**What is needed**
If a line below contains the string "number", return that line.

Information provided Start Marker

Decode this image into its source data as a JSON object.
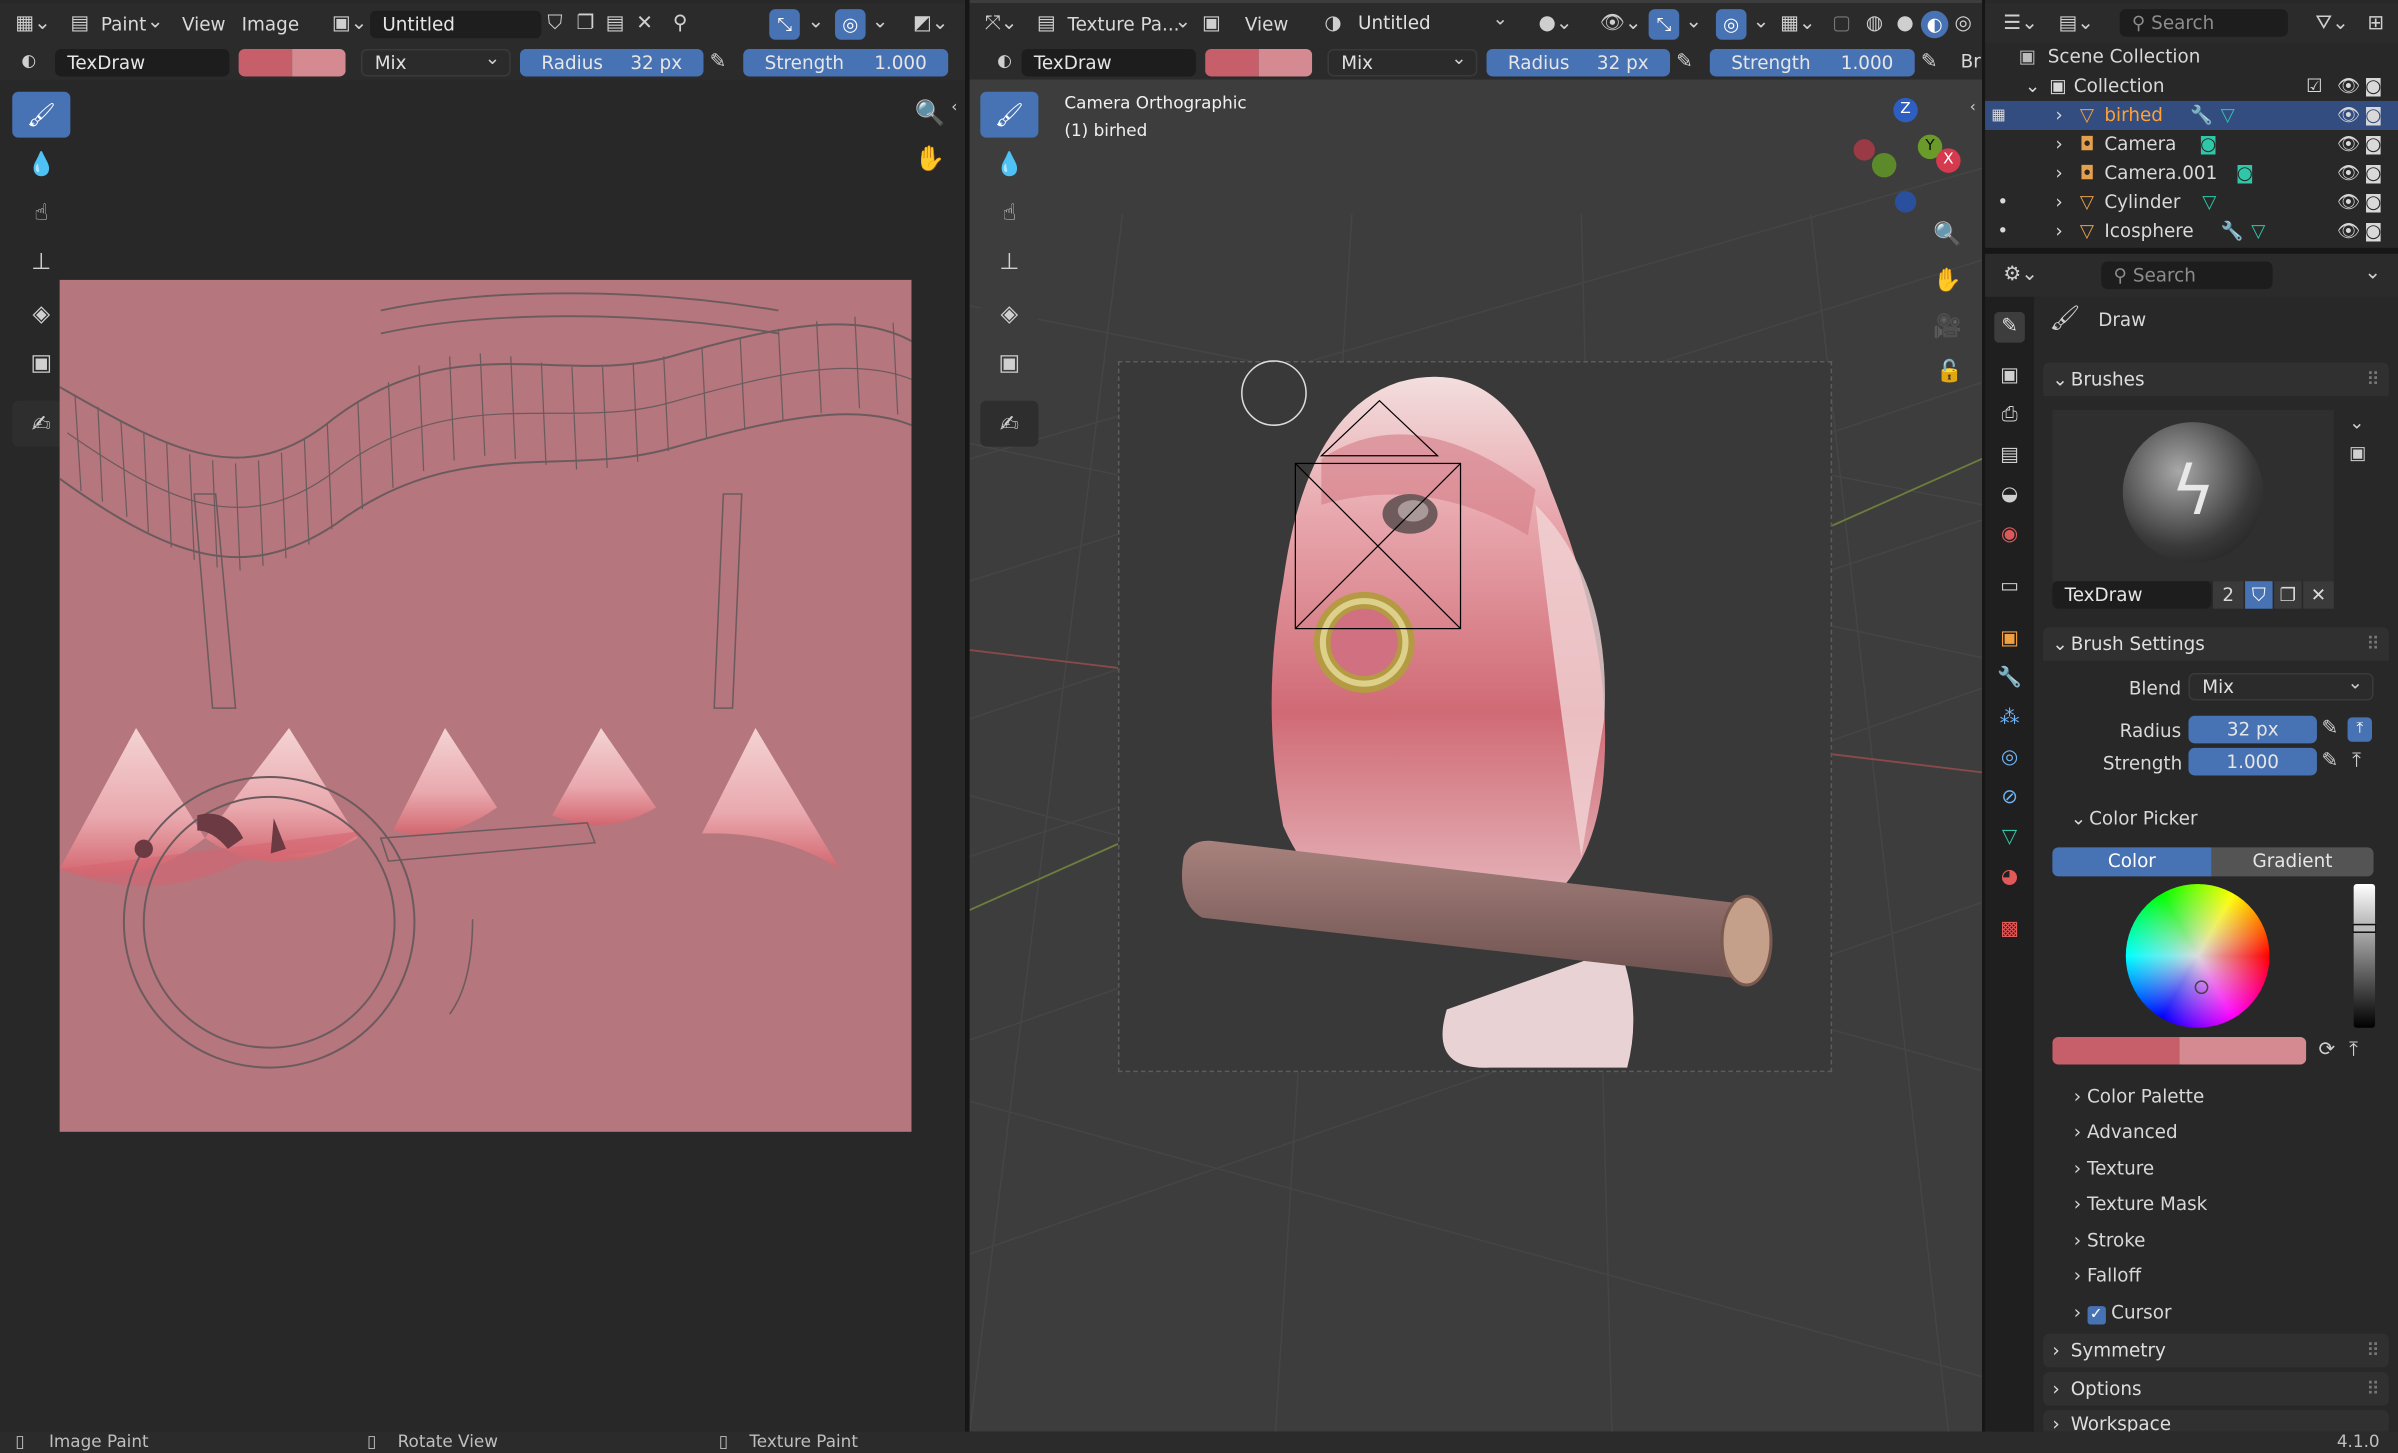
{
  "image_editor": {
    "header": {
      "mode": "Paint",
      "menu_view": "View",
      "menu_image": "Image",
      "image_name": "Untitled"
    },
    "tool_settings": {
      "brush": "TexDraw",
      "blend": "Mix",
      "radius_label": "Radius",
      "radius_value": "32 px",
      "strength_label": "Strength",
      "strength_value": "1.000"
    }
  },
  "viewport": {
    "header": {
      "mode": "Texture Pa...",
      "menu_view": "View",
      "image_name": "Untitled"
    },
    "tool_settings": {
      "brush": "TexDraw",
      "blend": "Mix",
      "radius_label": "Radius",
      "radius_value": "32 px",
      "strength_label": "Strength",
      "strength_value": "1.000",
      "overflow": "Br"
    },
    "overlay_camera": "Camera Orthographic",
    "overlay_object": "(1) birhed",
    "gizmo": {
      "z": "Z",
      "y": "Y",
      "x": "X"
    }
  },
  "outliner": {
    "search_placeholder": "Search",
    "root": "Scene Collection",
    "collection": "Collection",
    "items": [
      {
        "name": "birhed",
        "selected": true
      },
      {
        "name": "Camera",
        "selected": false
      },
      {
        "name": "Camera.001",
        "selected": false
      },
      {
        "name": "Cylinder",
        "selected": false
      },
      {
        "name": "Icosphere",
        "selected": false
      }
    ]
  },
  "properties": {
    "search_placeholder": "Search",
    "tool_name": "Draw",
    "brushes_panel": "Brushes",
    "brush_name": "TexDraw",
    "brush_users": "2",
    "brush_settings_panel": "Brush Settings",
    "blend_label": "Blend",
    "blend_value": "Mix",
    "radius_label": "Radius",
    "radius_value": "32 px",
    "strength_label": "Strength",
    "strength_value": "1.000",
    "color_picker_panel": "Color Picker",
    "tab_color": "Color",
    "tab_gradient": "Gradient",
    "subpanels": [
      "Color Palette",
      "Advanced",
      "Texture",
      "Texture Mask",
      "Stroke",
      "Falloff",
      "Cursor"
    ],
    "bottom_panels": [
      "Symmetry",
      "Options",
      "Workspace"
    ]
  },
  "statusbar": {
    "left": "Image Paint",
    "middle": "Rotate View",
    "right": "Texture Paint",
    "version": "4.1.0"
  },
  "colors": {
    "accent": "#4772b3",
    "brush_primary": "#c65f6a",
    "brush_secondary": "#d48a90",
    "texture_bg": "#b5767d",
    "selected_text": "#ffa033"
  }
}
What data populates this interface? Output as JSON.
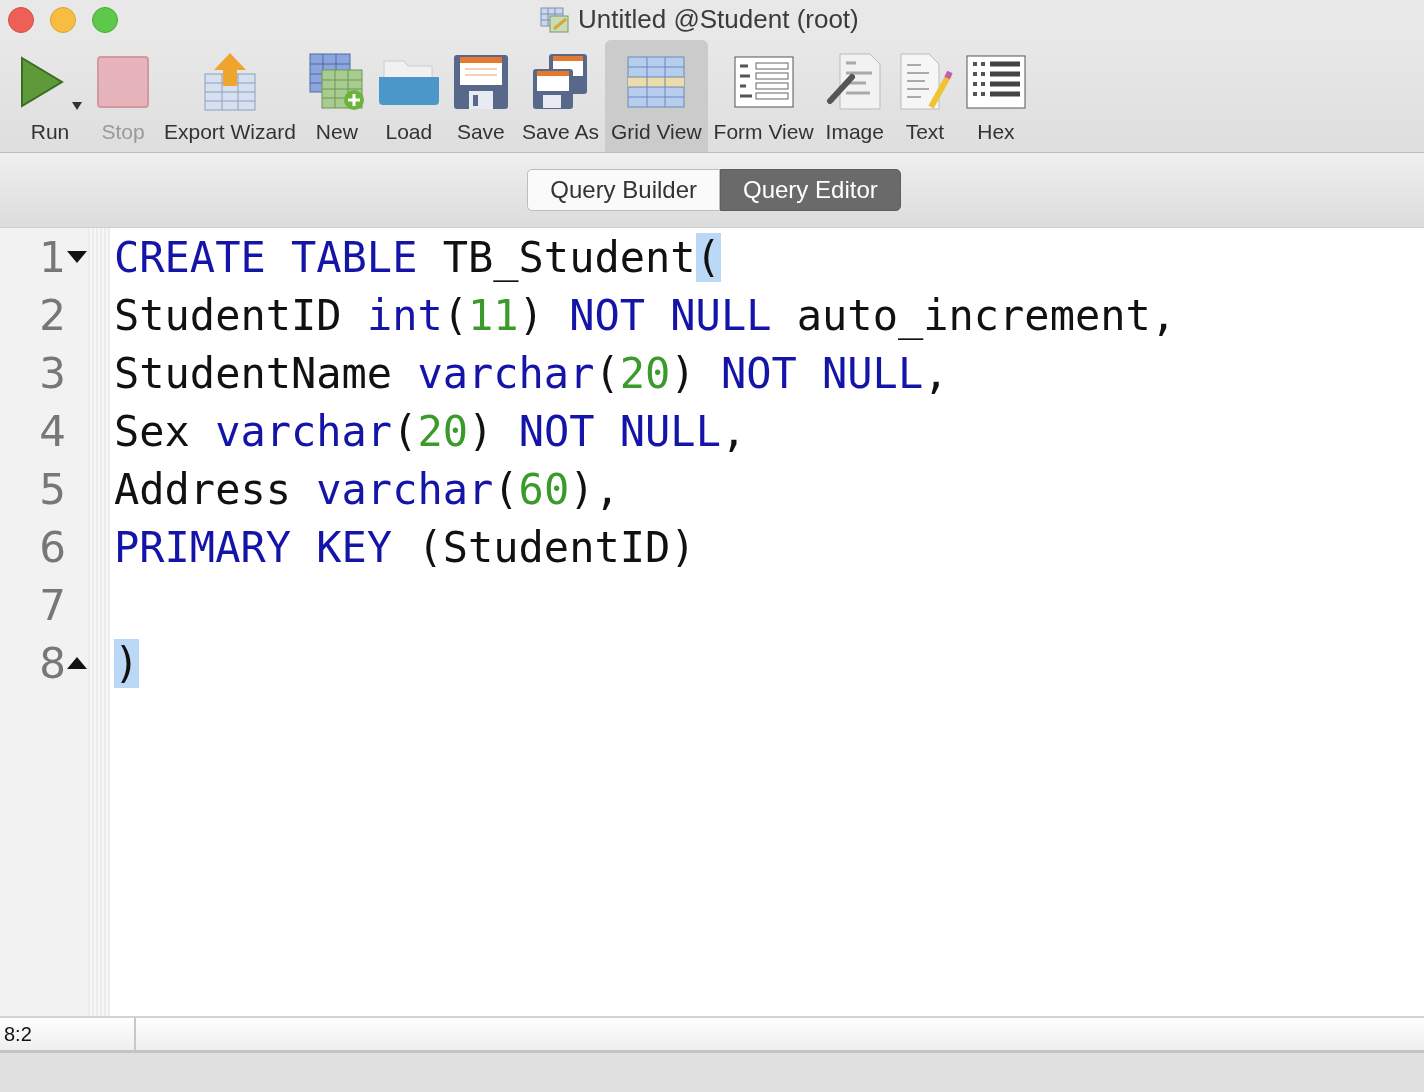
{
  "window": {
    "title": "Untitled @Student (root)"
  },
  "toolbar": [
    {
      "label": "Run",
      "selected": false,
      "disabled": false,
      "dropdown": true
    },
    {
      "label": "Stop",
      "selected": false,
      "disabled": true,
      "dropdown": false
    },
    {
      "label": "Export Wizard",
      "selected": false,
      "disabled": false,
      "dropdown": false
    },
    {
      "label": "New",
      "selected": false,
      "disabled": false,
      "dropdown": false
    },
    {
      "label": "Load",
      "selected": false,
      "disabled": false,
      "dropdown": false
    },
    {
      "label": "Save",
      "selected": false,
      "disabled": false,
      "dropdown": false
    },
    {
      "label": "Save As",
      "selected": false,
      "disabled": false,
      "dropdown": false
    },
    {
      "label": "Grid View",
      "selected": true,
      "disabled": false,
      "dropdown": false
    },
    {
      "label": "Form View",
      "selected": false,
      "disabled": false,
      "dropdown": false
    },
    {
      "label": "Image",
      "selected": false,
      "disabled": false,
      "dropdown": false
    },
    {
      "label": "Text",
      "selected": false,
      "disabled": false,
      "dropdown": false
    },
    {
      "label": "Hex",
      "selected": false,
      "disabled": false,
      "dropdown": false
    }
  ],
  "mode_tabs": [
    {
      "label": "Query Builder",
      "selected": false
    },
    {
      "label": "Query Editor",
      "selected": true
    }
  ],
  "editor": {
    "lines": [
      {
        "number": "1",
        "fold_start": true,
        "fold_end": false,
        "tokens": [
          {
            "kind": "keyword",
            "text": "CREATE TABLE"
          },
          {
            "kind": "plain",
            "text": " TB_Student"
          },
          {
            "kind": "match",
            "text": "("
          }
        ]
      },
      {
        "number": "2",
        "fold_start": false,
        "fold_end": false,
        "tokens": [
          {
            "kind": "plain",
            "text": "StudentID "
          },
          {
            "kind": "keyword",
            "text": "int"
          },
          {
            "kind": "plain",
            "text": "("
          },
          {
            "kind": "number",
            "text": "11"
          },
          {
            "kind": "plain",
            "text": ") "
          },
          {
            "kind": "keyword",
            "text": "NOT NULL"
          },
          {
            "kind": "plain",
            "text": " auto_increment,"
          }
        ]
      },
      {
        "number": "3",
        "fold_start": false,
        "fold_end": false,
        "tokens": [
          {
            "kind": "plain",
            "text": "StudentName "
          },
          {
            "kind": "keyword",
            "text": "varchar"
          },
          {
            "kind": "plain",
            "text": "("
          },
          {
            "kind": "number",
            "text": "20"
          },
          {
            "kind": "plain",
            "text": ") "
          },
          {
            "kind": "keyword",
            "text": "NOT NULL"
          },
          {
            "kind": "plain",
            "text": ","
          }
        ]
      },
      {
        "number": "4",
        "fold_start": false,
        "fold_end": false,
        "tokens": [
          {
            "kind": "plain",
            "text": "Sex "
          },
          {
            "kind": "keyword",
            "text": "varchar"
          },
          {
            "kind": "plain",
            "text": "("
          },
          {
            "kind": "number",
            "text": "20"
          },
          {
            "kind": "plain",
            "text": ") "
          },
          {
            "kind": "keyword",
            "text": "NOT NULL"
          },
          {
            "kind": "plain",
            "text": ","
          }
        ]
      },
      {
        "number": "5",
        "fold_start": false,
        "fold_end": false,
        "tokens": [
          {
            "kind": "plain",
            "text": "Address "
          },
          {
            "kind": "keyword",
            "text": "varchar"
          },
          {
            "kind": "plain",
            "text": "("
          },
          {
            "kind": "number",
            "text": "60"
          },
          {
            "kind": "plain",
            "text": "),"
          }
        ]
      },
      {
        "number": "6",
        "fold_start": false,
        "fold_end": false,
        "tokens": [
          {
            "kind": "keyword",
            "text": "PRIMARY KEY"
          },
          {
            "kind": "plain",
            "text": " (StudentID)"
          }
        ]
      },
      {
        "number": "7",
        "fold_start": false,
        "fold_end": false
      },
      {
        "number": "8",
        "fold_start": false,
        "fold_end": true,
        "tokens": [
          {
            "kind": "match",
            "text": ")"
          }
        ]
      }
    ]
  },
  "status_bar": {
    "position": "8:2"
  }
}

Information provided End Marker

**Solution to this task**
        "number": "1",
        "number": "2",
            "kind": "number",
        "number": "3",
            "kind": "number",
        "number": "4",
            "kind": "number",
        "number": "5",
            "kind": "number",
        "number": "6",
        "number": "7",
        "number": "8",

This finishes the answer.